The climb up 1064 steps through the rainforest to the top of Mt Scenery was rewarded by magnificent views of the island towns and the surrounding islands.
Saba’s peak is the highest point in the Netherlands.
You had to access this point via a very steep climb.
Saba’s other claim to fame is that its airport runway is the shortest in the world.
The walk ended back in Windwardside, with lunch at Juliana’s, one of the small boutique hotels of Saba.
As the northerly swell had calmed down, we moved around to a mooring off Ladder Bay on the west coast. For many years this steep series of steps was the only way to access the island. Everything had to be brought in this way.
It was a beautiful anchorage. Currently there are 7 yacht moorings, with more planned.
After a last snorkel in Wells Bay, we reluctantly moved on. It would have been very easy to settle in and stay longer so there were so many more walks, diving and snorkel sites to be enjoyed. Saba was well worth the visit. It has definitely been a highlight of our time in the Caribbean.
What a contrast to Saba! Where very few make it to Saba, it seems everyone gets to St Barths, the home of the superyachts and beautiful people.
That said, our stay has been great. Apparently the anchorage off the main town of Gustavia can be very rolly, but in the strong easterly winds it has been very pleasant anchored off Anse Corossol.
Our timing was impeccable, we arrived the day before Carnivale. Gustavia town closes completely and everyone dresses up whether or not they are part of the main parade. Lots of fun, colour and movement and music.
Gustavia, with its Swedish heritage is an attractive town. It is very French, full of designer shops, good restaurants and bars. The port is always busy, but has great secure dinghy docks for cruisers.
Driving the winding roads is the only way to explore the island which has no public transport. The views are spectacular and the island and beaches very beautiful.
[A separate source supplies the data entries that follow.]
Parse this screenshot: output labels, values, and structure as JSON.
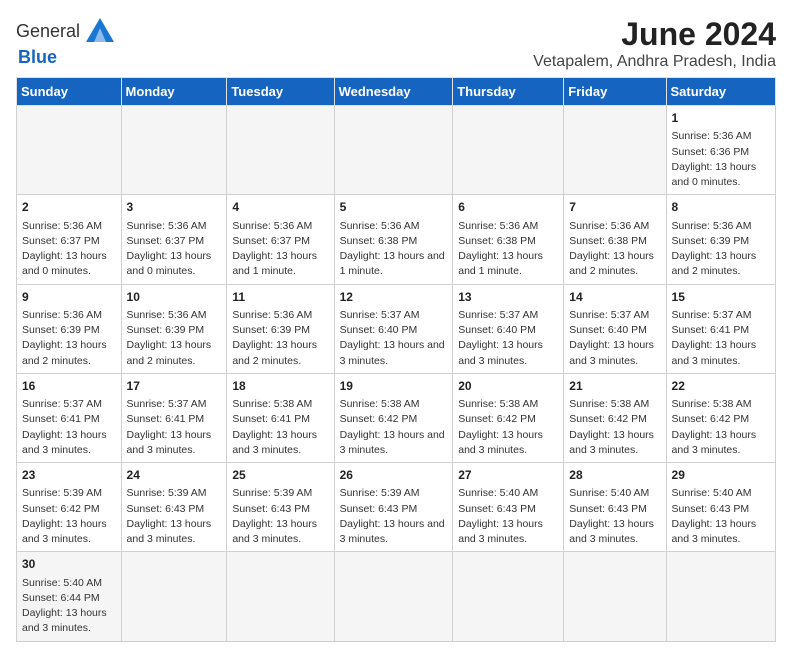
{
  "logo": {
    "line1": "General",
    "line2": "Blue"
  },
  "title": "June 2024",
  "subtitle": "Vetapalem, Andhra Pradesh, India",
  "weekdays": [
    "Sunday",
    "Monday",
    "Tuesday",
    "Wednesday",
    "Thursday",
    "Friday",
    "Saturday"
  ],
  "weeks": [
    [
      {
        "day": "",
        "info": ""
      },
      {
        "day": "",
        "info": ""
      },
      {
        "day": "",
        "info": ""
      },
      {
        "day": "",
        "info": ""
      },
      {
        "day": "",
        "info": ""
      },
      {
        "day": "",
        "info": ""
      },
      {
        "day": "1",
        "info": "Sunrise: 5:36 AM\nSunset: 6:36 PM\nDaylight: 13 hours and 0 minutes."
      }
    ],
    [
      {
        "day": "2",
        "info": "Sunrise: 5:36 AM\nSunset: 6:37 PM\nDaylight: 13 hours and 0 minutes."
      },
      {
        "day": "3",
        "info": "Sunrise: 5:36 AM\nSunset: 6:37 PM\nDaylight: 13 hours and 0 minutes."
      },
      {
        "day": "4",
        "info": "Sunrise: 5:36 AM\nSunset: 6:37 PM\nDaylight: 13 hours and 1 minute."
      },
      {
        "day": "5",
        "info": "Sunrise: 5:36 AM\nSunset: 6:38 PM\nDaylight: 13 hours and 1 minute."
      },
      {
        "day": "6",
        "info": "Sunrise: 5:36 AM\nSunset: 6:38 PM\nDaylight: 13 hours and 1 minute."
      },
      {
        "day": "7",
        "info": "Sunrise: 5:36 AM\nSunset: 6:38 PM\nDaylight: 13 hours and 2 minutes."
      },
      {
        "day": "8",
        "info": "Sunrise: 5:36 AM\nSunset: 6:39 PM\nDaylight: 13 hours and 2 minutes."
      }
    ],
    [
      {
        "day": "9",
        "info": "Sunrise: 5:36 AM\nSunset: 6:39 PM\nDaylight: 13 hours and 2 minutes."
      },
      {
        "day": "10",
        "info": "Sunrise: 5:36 AM\nSunset: 6:39 PM\nDaylight: 13 hours and 2 minutes."
      },
      {
        "day": "11",
        "info": "Sunrise: 5:36 AM\nSunset: 6:39 PM\nDaylight: 13 hours and 2 minutes."
      },
      {
        "day": "12",
        "info": "Sunrise: 5:37 AM\nSunset: 6:40 PM\nDaylight: 13 hours and 3 minutes."
      },
      {
        "day": "13",
        "info": "Sunrise: 5:37 AM\nSunset: 6:40 PM\nDaylight: 13 hours and 3 minutes."
      },
      {
        "day": "14",
        "info": "Sunrise: 5:37 AM\nSunset: 6:40 PM\nDaylight: 13 hours and 3 minutes."
      },
      {
        "day": "15",
        "info": "Sunrise: 5:37 AM\nSunset: 6:41 PM\nDaylight: 13 hours and 3 minutes."
      }
    ],
    [
      {
        "day": "16",
        "info": "Sunrise: 5:37 AM\nSunset: 6:41 PM\nDaylight: 13 hours and 3 minutes."
      },
      {
        "day": "17",
        "info": "Sunrise: 5:37 AM\nSunset: 6:41 PM\nDaylight: 13 hours and 3 minutes."
      },
      {
        "day": "18",
        "info": "Sunrise: 5:38 AM\nSunset: 6:41 PM\nDaylight: 13 hours and 3 minutes."
      },
      {
        "day": "19",
        "info": "Sunrise: 5:38 AM\nSunset: 6:42 PM\nDaylight: 13 hours and 3 minutes."
      },
      {
        "day": "20",
        "info": "Sunrise: 5:38 AM\nSunset: 6:42 PM\nDaylight: 13 hours and 3 minutes."
      },
      {
        "day": "21",
        "info": "Sunrise: 5:38 AM\nSunset: 6:42 PM\nDaylight: 13 hours and 3 minutes."
      },
      {
        "day": "22",
        "info": "Sunrise: 5:38 AM\nSunset: 6:42 PM\nDaylight: 13 hours and 3 minutes."
      }
    ],
    [
      {
        "day": "23",
        "info": "Sunrise: 5:39 AM\nSunset: 6:42 PM\nDaylight: 13 hours and 3 minutes."
      },
      {
        "day": "24",
        "info": "Sunrise: 5:39 AM\nSunset: 6:43 PM\nDaylight: 13 hours and 3 minutes."
      },
      {
        "day": "25",
        "info": "Sunrise: 5:39 AM\nSunset: 6:43 PM\nDaylight: 13 hours and 3 minutes."
      },
      {
        "day": "26",
        "info": "Sunrise: 5:39 AM\nSunset: 6:43 PM\nDaylight: 13 hours and 3 minutes."
      },
      {
        "day": "27",
        "info": "Sunrise: 5:40 AM\nSunset: 6:43 PM\nDaylight: 13 hours and 3 minutes."
      },
      {
        "day": "28",
        "info": "Sunrise: 5:40 AM\nSunset: 6:43 PM\nDaylight: 13 hours and 3 minutes."
      },
      {
        "day": "29",
        "info": "Sunrise: 5:40 AM\nSunset: 6:43 PM\nDaylight: 13 hours and 3 minutes."
      }
    ],
    [
      {
        "day": "30",
        "info": "Sunrise: 5:40 AM\nSunset: 6:44 PM\nDaylight: 13 hours and 3 minutes."
      },
      {
        "day": "",
        "info": ""
      },
      {
        "day": "",
        "info": ""
      },
      {
        "day": "",
        "info": ""
      },
      {
        "day": "",
        "info": ""
      },
      {
        "day": "",
        "info": ""
      },
      {
        "day": "",
        "info": ""
      }
    ]
  ]
}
Strong easterly winds and nasty seas meant that our planned 2 days here has turned into 5 while we wait for calmer conditions for our 80Nm sail to Antigua. Not a bad place to be stuck!